The Quick and Easy Path

June 17, 2009

The ideas of “Introversion” and “Extraversion” are commonplace today, often being shorthand for “shy” and “gregarious” personalities respectively. The Extravert is generally regarded as being talkative and engaging, while the Introvert is seen as being quiet and often lost in thought.

Carl Jung, however, saw things somewhat differently. To him, Introversion and Extraversion were about more than just how talkative someone is — these are attitudes that determine where the focus lies for certain psychological functions (i.e. Thinking, Feeling, Sensation and Intuition). When one such function consciously dominates the psyche of an individual, its attitude — either Introversion or Extraversion — appears predominant in that person. The Introvert is thus someone whose dominant psychological function is Introverted, while the Extravert is someone whose dominant psychological function is Extraverted.

But what are these attitudes?

The Extraverted attitude places the greatest emphasis upon external conditions. Taking care not to offend others, for example, is Extraversion at work: here you are adjusting your words and actions so as not to negatively affect the feelings of those around you — you are considering external conditions and acting accordingly.

The Introverted attitude, in contrast, emphasises internal factors. Holding to higher ideals is an example of Introversion: what’s important, in this case, is standing firm on principles that are important to you, even if that means offending others in the process.

There is, however, a darker side to all of this.
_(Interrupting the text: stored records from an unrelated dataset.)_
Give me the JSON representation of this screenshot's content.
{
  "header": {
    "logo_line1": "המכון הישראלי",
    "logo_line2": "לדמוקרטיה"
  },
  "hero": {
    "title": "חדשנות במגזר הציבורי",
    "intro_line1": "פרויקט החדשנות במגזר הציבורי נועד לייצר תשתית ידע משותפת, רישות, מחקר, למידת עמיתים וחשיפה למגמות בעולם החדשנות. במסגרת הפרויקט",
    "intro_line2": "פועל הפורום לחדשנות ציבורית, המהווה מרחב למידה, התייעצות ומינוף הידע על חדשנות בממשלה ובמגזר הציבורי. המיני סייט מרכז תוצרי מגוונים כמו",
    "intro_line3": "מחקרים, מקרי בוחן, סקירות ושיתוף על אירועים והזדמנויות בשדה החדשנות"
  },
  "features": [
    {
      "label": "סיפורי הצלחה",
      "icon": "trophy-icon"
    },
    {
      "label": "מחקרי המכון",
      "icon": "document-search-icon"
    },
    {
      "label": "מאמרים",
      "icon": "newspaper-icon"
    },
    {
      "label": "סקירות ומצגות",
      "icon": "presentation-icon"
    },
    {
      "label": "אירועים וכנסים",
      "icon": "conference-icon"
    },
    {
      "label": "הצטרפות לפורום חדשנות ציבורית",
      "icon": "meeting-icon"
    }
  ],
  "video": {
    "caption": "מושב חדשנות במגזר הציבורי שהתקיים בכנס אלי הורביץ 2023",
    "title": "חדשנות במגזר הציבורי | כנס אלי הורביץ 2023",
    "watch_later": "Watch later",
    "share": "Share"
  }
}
Without balance, neither Introversion nor Extraversion is healthy: Extraversion without Introversion is shallow; Introversion without Extraversion is selfish.

When lacking the tempering influence of Extraversion, the internal factors become the only frame of reference for the Introvert. “What do I want out of this? How does this benefit me?”

This is the crux of the difference between Anakin and Luke. Whereas Luke is able to successfully integrate Extraversion into his largely Introverted attitude over the course of episodes 4-6, Anakin slips further and further into Introversion in episodes 1-3 until his psyche falls totally out of balance at the conclusion of the prequel trilogy.

Anakin makes things "awkward" on Naboo

Anakin makes things "awkward" on Naboo

A large part of this is Anakin’s obsession with his own feelings. He doesn’t so much care about others as he cares about how his feelings for them might affect him. Consider the fireside chat in Attack of the Clones: where is the concern for Padme in all of this? His concerns are for his feelings, not hers. Not surprisingly, when he sees evidence of Padme’s supposed disloyalty in Revenge of the Sith, he turns on her, choking her in a fit of rage. Anakin’s love is conditional, predicated solely on what benefit he can get from the relationship. This is twisted, immature, unbalanced Introversion at its worst.

Luke, admittedly, has a similar temperament at first. He, too, is short-tempered when things don’t move quick enough or in the direction he wants. The difference is that he learns to draw upon his Extraverted side, connecting with the other with an attitude of respect, not contempt. Eventually the saga comes full circle and he uses Extraversion to reach-out to his father, thereby freeing the fallen Anakin from the grip of the Dark Side of the Force.

The point of Star Wars is not that Extraversion is superior to Introversion (or vice versa) but that we each need balance in our own lives. Yoda warned of the “quick and easy path” — that is a life without growth, without balance. That was Anakin’s choice, but it needn’t be yours.